# Exercise
Scan the listing for the word "name" and give the number of lines where it appears, with no other text.

# Information
****
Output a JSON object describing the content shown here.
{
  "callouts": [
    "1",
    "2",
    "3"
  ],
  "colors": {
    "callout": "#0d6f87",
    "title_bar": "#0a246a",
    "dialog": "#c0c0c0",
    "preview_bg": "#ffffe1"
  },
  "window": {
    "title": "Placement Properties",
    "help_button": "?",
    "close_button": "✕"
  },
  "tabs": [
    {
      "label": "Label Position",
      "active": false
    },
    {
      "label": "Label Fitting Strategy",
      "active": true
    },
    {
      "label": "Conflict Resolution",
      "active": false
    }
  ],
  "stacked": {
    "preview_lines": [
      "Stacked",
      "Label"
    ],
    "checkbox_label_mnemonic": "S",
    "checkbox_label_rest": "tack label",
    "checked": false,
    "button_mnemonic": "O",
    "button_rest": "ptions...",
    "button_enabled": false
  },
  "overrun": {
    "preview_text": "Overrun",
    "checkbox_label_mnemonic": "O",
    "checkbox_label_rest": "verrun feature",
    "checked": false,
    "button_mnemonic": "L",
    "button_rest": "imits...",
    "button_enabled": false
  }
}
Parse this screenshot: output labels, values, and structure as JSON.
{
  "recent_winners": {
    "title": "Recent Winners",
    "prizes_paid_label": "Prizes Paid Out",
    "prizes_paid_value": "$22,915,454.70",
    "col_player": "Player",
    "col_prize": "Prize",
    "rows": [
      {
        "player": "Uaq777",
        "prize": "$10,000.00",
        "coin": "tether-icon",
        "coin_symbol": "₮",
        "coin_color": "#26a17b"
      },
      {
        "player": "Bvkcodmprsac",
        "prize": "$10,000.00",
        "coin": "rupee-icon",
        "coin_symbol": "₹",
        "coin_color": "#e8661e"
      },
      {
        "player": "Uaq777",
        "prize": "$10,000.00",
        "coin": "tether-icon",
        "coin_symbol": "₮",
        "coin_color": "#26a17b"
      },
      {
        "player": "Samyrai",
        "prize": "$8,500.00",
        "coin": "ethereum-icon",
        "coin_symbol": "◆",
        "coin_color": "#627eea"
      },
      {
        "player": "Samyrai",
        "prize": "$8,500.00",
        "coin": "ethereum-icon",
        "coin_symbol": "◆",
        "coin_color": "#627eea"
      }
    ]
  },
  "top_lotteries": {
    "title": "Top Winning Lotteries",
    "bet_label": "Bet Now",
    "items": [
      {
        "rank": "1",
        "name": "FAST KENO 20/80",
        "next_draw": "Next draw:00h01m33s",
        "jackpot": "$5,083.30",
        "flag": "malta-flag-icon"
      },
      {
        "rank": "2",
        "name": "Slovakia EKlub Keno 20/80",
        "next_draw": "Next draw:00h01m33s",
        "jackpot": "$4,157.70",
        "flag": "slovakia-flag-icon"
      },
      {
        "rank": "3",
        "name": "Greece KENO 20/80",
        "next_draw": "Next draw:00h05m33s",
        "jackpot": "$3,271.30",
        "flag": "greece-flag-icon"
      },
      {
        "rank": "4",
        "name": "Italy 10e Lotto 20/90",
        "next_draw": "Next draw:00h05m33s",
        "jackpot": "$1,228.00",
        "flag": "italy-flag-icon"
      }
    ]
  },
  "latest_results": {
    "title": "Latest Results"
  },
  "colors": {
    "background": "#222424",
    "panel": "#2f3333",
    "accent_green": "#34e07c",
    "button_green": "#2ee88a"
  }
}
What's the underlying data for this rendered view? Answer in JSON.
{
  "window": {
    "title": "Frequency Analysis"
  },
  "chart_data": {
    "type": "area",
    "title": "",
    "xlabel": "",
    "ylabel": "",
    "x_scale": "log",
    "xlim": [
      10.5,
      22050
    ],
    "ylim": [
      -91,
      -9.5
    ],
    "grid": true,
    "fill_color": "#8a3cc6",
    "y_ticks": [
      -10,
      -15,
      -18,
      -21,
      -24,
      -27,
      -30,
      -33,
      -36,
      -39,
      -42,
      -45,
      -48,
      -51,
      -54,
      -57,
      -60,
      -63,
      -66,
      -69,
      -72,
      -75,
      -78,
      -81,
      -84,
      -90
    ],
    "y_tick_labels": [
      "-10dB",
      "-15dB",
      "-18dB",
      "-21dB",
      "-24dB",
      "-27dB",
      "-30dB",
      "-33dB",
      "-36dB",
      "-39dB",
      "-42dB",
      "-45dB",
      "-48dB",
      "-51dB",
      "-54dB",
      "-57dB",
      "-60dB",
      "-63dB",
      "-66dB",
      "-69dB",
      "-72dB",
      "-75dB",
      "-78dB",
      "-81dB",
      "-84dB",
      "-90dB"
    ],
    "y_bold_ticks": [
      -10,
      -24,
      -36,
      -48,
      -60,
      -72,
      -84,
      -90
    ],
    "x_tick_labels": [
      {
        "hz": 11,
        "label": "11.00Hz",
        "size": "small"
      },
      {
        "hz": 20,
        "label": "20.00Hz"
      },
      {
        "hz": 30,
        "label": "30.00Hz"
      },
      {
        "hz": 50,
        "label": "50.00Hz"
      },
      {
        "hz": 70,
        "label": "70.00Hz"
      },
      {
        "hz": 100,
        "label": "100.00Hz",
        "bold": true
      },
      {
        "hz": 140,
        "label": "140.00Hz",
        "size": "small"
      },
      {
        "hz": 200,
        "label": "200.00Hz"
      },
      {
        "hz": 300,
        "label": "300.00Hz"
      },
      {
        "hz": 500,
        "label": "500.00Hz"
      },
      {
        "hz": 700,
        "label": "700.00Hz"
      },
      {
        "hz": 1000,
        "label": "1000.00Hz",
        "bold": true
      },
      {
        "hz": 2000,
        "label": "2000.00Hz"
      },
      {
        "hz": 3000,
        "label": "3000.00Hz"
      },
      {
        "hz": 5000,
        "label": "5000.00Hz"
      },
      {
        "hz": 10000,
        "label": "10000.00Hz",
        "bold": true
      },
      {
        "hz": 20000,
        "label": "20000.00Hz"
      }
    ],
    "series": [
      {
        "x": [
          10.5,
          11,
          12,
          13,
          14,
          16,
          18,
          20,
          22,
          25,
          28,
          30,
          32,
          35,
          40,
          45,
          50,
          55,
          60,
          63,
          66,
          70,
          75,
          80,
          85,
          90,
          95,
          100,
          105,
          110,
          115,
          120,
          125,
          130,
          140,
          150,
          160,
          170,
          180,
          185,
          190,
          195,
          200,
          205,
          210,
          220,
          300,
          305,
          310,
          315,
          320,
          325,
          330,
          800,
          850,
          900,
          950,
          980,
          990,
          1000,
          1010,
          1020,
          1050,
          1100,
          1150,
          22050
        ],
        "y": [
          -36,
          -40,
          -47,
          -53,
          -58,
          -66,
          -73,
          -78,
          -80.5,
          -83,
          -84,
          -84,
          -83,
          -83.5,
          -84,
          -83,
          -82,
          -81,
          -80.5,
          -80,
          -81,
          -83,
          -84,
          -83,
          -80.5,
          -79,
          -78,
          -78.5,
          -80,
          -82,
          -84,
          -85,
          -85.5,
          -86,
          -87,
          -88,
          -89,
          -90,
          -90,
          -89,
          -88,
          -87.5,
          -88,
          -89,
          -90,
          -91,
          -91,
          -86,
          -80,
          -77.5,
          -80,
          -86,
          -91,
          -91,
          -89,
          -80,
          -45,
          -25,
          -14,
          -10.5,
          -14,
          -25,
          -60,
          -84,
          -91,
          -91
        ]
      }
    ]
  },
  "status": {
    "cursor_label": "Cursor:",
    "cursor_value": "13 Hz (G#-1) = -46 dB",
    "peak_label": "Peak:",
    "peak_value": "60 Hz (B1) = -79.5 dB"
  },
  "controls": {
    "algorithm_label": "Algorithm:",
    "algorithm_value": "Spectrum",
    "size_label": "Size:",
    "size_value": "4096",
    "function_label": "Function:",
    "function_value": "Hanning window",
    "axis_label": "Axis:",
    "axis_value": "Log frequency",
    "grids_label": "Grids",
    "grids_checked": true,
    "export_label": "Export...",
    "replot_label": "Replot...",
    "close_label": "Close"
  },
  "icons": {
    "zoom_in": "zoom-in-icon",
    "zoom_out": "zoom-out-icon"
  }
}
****
# Exercise solution
4